→ **What to do**: Copy, from the data below, each line that has the word "Connection".

→ **Information given**:
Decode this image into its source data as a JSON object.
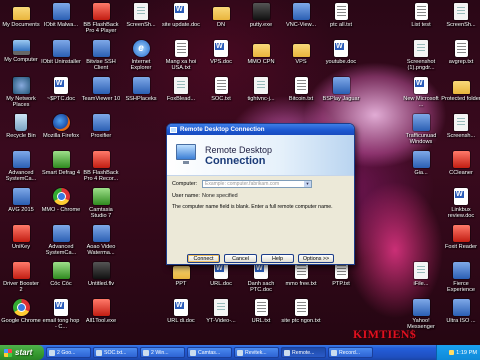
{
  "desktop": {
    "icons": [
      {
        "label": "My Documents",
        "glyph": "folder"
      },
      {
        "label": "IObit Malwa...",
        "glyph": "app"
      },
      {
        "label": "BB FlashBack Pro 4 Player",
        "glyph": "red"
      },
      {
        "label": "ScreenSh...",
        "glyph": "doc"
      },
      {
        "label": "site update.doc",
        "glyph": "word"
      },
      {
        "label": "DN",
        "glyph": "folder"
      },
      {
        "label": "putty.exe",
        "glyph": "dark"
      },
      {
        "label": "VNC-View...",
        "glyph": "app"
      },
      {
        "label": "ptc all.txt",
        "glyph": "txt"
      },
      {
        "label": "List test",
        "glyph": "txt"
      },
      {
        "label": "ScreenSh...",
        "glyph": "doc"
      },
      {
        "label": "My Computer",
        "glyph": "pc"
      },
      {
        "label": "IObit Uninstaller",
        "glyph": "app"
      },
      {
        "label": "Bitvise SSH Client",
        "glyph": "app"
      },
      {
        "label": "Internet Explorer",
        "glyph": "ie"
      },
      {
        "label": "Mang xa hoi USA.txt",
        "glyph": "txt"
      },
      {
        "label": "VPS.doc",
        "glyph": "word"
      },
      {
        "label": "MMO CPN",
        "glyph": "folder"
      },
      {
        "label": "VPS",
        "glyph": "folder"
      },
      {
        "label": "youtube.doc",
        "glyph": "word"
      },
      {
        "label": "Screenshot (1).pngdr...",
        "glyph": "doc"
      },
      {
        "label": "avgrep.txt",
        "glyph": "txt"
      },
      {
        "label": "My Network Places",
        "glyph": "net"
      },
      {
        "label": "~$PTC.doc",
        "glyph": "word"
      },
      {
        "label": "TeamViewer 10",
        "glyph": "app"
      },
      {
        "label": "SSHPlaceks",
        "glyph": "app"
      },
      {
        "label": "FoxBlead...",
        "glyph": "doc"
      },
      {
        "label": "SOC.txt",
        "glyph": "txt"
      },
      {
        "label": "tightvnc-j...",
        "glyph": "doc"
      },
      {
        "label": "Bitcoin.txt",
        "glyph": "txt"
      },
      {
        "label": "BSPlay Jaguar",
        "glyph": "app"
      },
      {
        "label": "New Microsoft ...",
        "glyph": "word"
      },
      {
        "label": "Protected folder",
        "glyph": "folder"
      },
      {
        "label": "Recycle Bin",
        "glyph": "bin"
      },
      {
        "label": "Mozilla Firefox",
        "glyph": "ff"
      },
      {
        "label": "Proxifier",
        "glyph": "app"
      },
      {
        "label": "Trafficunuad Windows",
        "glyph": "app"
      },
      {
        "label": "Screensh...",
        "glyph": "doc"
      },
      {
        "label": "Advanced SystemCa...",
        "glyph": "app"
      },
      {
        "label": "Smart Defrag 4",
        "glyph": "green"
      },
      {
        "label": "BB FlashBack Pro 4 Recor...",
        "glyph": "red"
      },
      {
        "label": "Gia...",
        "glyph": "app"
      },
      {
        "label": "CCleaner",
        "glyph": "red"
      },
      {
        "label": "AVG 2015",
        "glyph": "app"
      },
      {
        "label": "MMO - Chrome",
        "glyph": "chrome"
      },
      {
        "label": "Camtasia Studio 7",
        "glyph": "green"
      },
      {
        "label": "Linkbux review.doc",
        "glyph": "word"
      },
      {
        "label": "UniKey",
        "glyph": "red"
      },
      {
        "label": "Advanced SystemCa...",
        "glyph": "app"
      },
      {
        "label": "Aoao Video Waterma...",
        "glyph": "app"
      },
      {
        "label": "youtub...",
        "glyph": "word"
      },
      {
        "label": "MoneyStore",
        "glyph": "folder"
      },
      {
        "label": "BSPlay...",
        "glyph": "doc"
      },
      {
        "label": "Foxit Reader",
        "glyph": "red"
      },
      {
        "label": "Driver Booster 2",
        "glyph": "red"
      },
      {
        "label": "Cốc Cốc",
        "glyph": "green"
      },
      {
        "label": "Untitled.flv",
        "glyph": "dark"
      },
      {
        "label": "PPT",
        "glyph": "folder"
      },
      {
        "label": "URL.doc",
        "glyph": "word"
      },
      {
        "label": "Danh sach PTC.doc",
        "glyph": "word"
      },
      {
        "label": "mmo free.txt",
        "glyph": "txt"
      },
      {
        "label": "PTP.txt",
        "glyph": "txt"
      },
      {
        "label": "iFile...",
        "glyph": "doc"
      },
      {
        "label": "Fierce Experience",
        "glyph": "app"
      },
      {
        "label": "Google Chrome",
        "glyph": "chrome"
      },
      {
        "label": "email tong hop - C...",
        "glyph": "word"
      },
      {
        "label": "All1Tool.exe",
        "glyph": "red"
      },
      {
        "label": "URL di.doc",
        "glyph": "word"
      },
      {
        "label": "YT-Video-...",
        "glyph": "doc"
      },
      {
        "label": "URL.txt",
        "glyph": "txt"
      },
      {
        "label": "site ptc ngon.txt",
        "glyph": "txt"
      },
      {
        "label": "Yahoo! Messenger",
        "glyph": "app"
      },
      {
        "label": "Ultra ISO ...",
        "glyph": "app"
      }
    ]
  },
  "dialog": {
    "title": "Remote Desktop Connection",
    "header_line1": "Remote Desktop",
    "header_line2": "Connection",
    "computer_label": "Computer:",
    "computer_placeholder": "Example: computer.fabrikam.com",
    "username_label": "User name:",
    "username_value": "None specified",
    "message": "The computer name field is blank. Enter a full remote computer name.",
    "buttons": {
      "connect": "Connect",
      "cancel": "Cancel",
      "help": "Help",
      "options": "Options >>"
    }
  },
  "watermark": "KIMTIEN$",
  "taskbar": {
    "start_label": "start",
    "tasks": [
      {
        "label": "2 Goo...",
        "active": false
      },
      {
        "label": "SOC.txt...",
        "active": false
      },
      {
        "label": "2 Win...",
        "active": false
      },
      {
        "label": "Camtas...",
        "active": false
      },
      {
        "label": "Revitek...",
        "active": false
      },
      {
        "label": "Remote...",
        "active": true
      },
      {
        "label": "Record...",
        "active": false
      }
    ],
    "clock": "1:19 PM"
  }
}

→ **Answer**:
    "title": "Remote Desktop Connection",
    "header_line2": "Connection",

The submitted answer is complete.